Stored data Block Start
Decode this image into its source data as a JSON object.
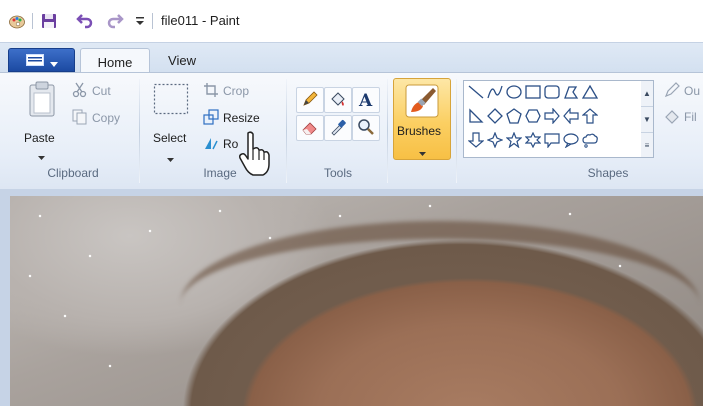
{
  "window": {
    "title": "file011 - Paint"
  },
  "quick_access": {
    "icons": [
      "paint-app-icon",
      "save-icon",
      "undo-icon",
      "redo-icon",
      "customize-dropdown-icon"
    ]
  },
  "tabs": {
    "file_label": "",
    "home": "Home",
    "view": "View"
  },
  "clipboard": {
    "paste": "Paste",
    "cut": "Cut",
    "copy": "Copy",
    "group": "Clipboard"
  },
  "image": {
    "select": "Select",
    "crop": "Crop",
    "resize": "Resize",
    "rotate": "Ro",
    "group": "Image"
  },
  "tools": {
    "group": "Tools"
  },
  "brushes": {
    "label": "Brushes"
  },
  "shapes": {
    "group": "Shapes",
    "outline": "Ou",
    "fill": "Fil"
  },
  "colors": {
    "accent": "#fbcf62",
    "file_tab": "#1c4aa2",
    "ribbon": "#e7eef8"
  }
}
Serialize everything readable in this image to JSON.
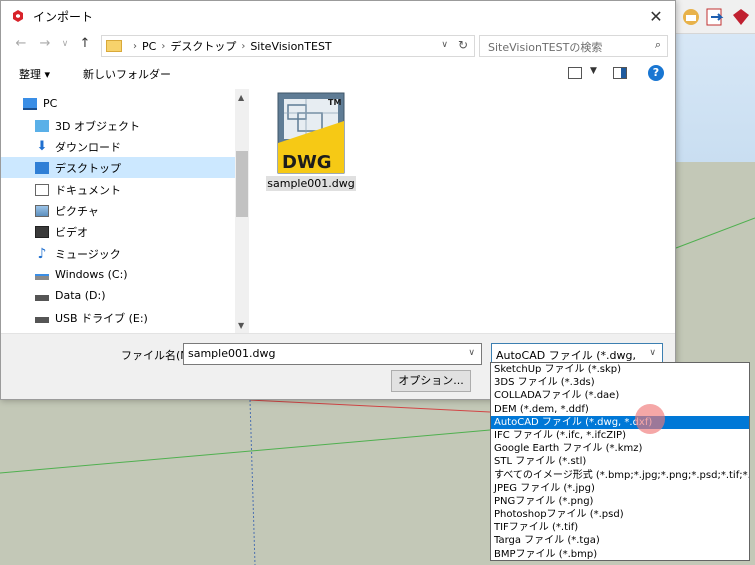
{
  "colors": {
    "accent": "#0078d7",
    "selection": "#cce8ff",
    "ground": "#c3c8b7",
    "axis_green": "#4fb04f",
    "axis_red": "#d24545"
  },
  "dialog": {
    "title": "インポート",
    "close_glyph": "✕"
  },
  "address": {
    "crumbs": [
      "PC",
      "デスクトップ",
      "SiteVisionTEST"
    ],
    "search_placeholder": "SiteVisionTESTの検索"
  },
  "toolbar": {
    "organize": "整理 ▾",
    "new_folder": "新しいフォルダー"
  },
  "nav": {
    "items": [
      {
        "label": "PC",
        "icon": "pc-icon"
      },
      {
        "label": "3D オブジェクト",
        "icon": "3d-objects-icon"
      },
      {
        "label": "ダウンロード",
        "icon": "download-icon"
      },
      {
        "label": "デスクトップ",
        "icon": "desktop-icon",
        "selected": true
      },
      {
        "label": "ドキュメント",
        "icon": "documents-icon"
      },
      {
        "label": "ピクチャ",
        "icon": "pictures-icon"
      },
      {
        "label": "ビデオ",
        "icon": "videos-icon"
      },
      {
        "label": "ミュージック",
        "icon": "music-icon"
      },
      {
        "label": "Windows (C:)",
        "icon": "drive-icon"
      },
      {
        "label": "Data (D:)",
        "icon": "drive-icon"
      },
      {
        "label": "USB ドライブ (E:)",
        "icon": "usb-drive-icon"
      }
    ]
  },
  "file": {
    "name": "sample001.dwg",
    "icon_text": "DWG",
    "icon_tm": "TM"
  },
  "bottom": {
    "filename_label": "ファイル名(N):",
    "filename_value": "sample001.dwg",
    "filetype_value": "AutoCAD ファイル (*.dwg, *.dxf)",
    "options_label": "オプション..."
  },
  "filetype_options": [
    "SketchUp ファイル (*.skp)",
    "3DS ファイル (*.3ds)",
    "COLLADAファイル (*.dae)",
    "DEM (*.dem, *.ddf)",
    "AutoCAD ファイル (*.dwg, *.dxf)",
    "IFC ファイル (*.ifc, *.ifcZIP)",
    "Google Earth ファイル (*.kmz)",
    "STL ファイル (*.stl)",
    "すべてのイメージ形式 (*.bmp;*.jpg;*.png;*.psd;*.tif;*.tga)",
    "JPEG ファイル (*.jpg)",
    "PNGファイル (*.png)",
    "Photoshopファイル (*.psd)",
    "TIFファイル (*.tif)",
    "Targa ファイル (*.tga)",
    "BMPファイル (*.bmp)"
  ],
  "selected_option_index": 4
}
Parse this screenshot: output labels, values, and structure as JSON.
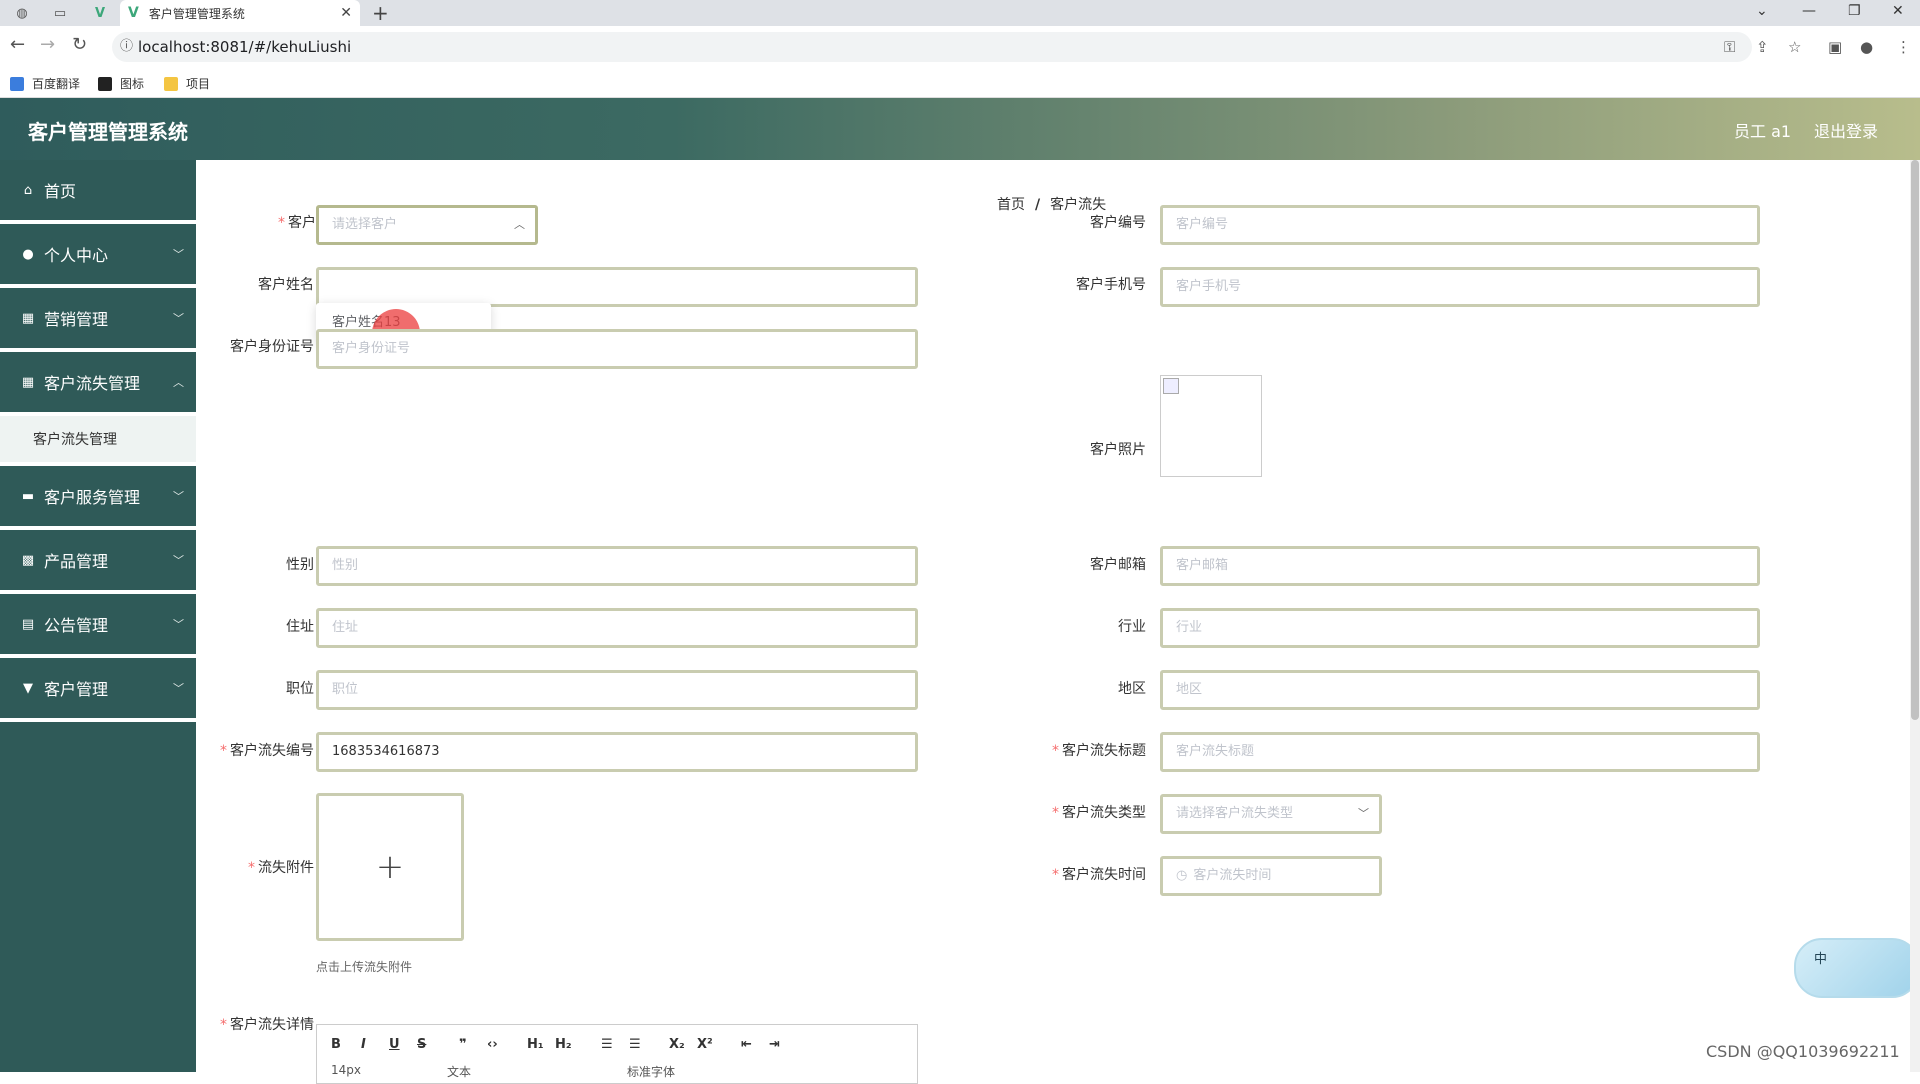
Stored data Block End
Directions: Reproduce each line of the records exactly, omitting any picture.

Output below:
Decode this image into its source data as a JSON object.
{
  "window": {
    "title": "file011 - Paint"
  },
  "quick_access": {
    "icons": [
      "paint-app-icon",
      "save-icon",
      "undo-icon",
      "redo-icon",
      "customize-dropdown-icon"
    ]
  },
  "tabs": {
    "file_label": "",
    "home": "Home",
    "view": "View"
  },
  "clipboard": {
    "paste": "Paste",
    "cut": "Cut",
    "copy": "Copy",
    "group": "Clipboard"
  },
  "image": {
    "select": "Select",
    "crop": "Crop",
    "resize": "Resize",
    "rotate": "Ro",
    "group": "Image"
  },
  "tools": {
    "group": "Tools"
  },
  "brushes": {
    "label": "Brushes"
  },
  "shapes": {
    "group": "Shapes",
    "outline": "Ou",
    "fill": "Fil"
  },
  "colors": {
    "accent": "#fbcf62",
    "file_tab": "#1c4aa2",
    "ribbon": "#e7eef8"
  }
}
Serialize everything readable in this image to JSON.
{
  "colors": {
    "accent": "#0078d7",
    "selection": "#cce8ff",
    "ground": "#c3c8b7",
    "axis_green": "#4fb04f",
    "axis_red": "#d24545"
  },
  "dialog": {
    "title": "インポート",
    "close_glyph": "✕"
  },
  "address": {
    "crumbs": [
      "PC",
      "デスクトップ",
      "SiteVisionTEST"
    ],
    "search_placeholder": "SiteVisionTESTの検索"
  },
  "toolbar": {
    "organize": "整理 ▾",
    "new_folder": "新しいフォルダー"
  },
  "nav": {
    "items": [
      {
        "label": "PC",
        "icon": "pc-icon"
      },
      {
        "label": "3D オブジェクト",
        "icon": "3d-objects-icon"
      },
      {
        "label": "ダウンロード",
        "icon": "download-icon"
      },
      {
        "label": "デスクトップ",
        "icon": "desktop-icon",
        "selected": true
      },
      {
        "label": "ドキュメント",
        "icon": "documents-icon"
      },
      {
        "label": "ピクチャ",
        "icon": "pictures-icon"
      },
      {
        "label": "ビデオ",
        "icon": "videos-icon"
      },
      {
        "label": "ミュージック",
        "icon": "music-icon"
      },
      {
        "label": "Windows (C:)",
        "icon": "drive-icon"
      },
      {
        "label": "Data (D:)",
        "icon": "drive-icon"
      },
      {
        "label": "USB ドライブ (E:)",
        "icon": "usb-drive-icon"
      }
    ]
  },
  "file": {
    "name": "sample001.dwg",
    "icon_text": "DWG",
    "icon_tm": "TM"
  },
  "bottom": {
    "filename_label": "ファイル名(N):",
    "filename_value": "sample001.dwg",
    "filetype_value": "AutoCAD ファイル (*.dwg, *.dxf)",
    "options_label": "オプション..."
  },
  "filetype_options": [
    "SketchUp ファイル (*.skp)",
    "3DS ファイル (*.3ds)",
    "COLLADAファイル (*.dae)",
    "DEM (*.dem, *.ddf)",
    "AutoCAD ファイル (*.dwg, *.dxf)",
    "IFC ファイル (*.ifc, *.ifcZIP)",
    "Google Earth ファイル (*.kmz)",
    "STL ファイル (*.stl)",
    "すべてのイメージ形式 (*.bmp;*.jpg;*.png;*.psd;*.tif;*.tga)",
    "JPEG ファイル (*.jpg)",
    "PNGファイル (*.png)",
    "Photoshopファイル (*.psd)",
    "TIFファイル (*.tif)",
    "Targa ファイル (*.tga)",
    "BMPファイル (*.bmp)"
  ],
  "selected_option_index": 4
}
Parse this screenshot: output labels, values, and structure as JSON.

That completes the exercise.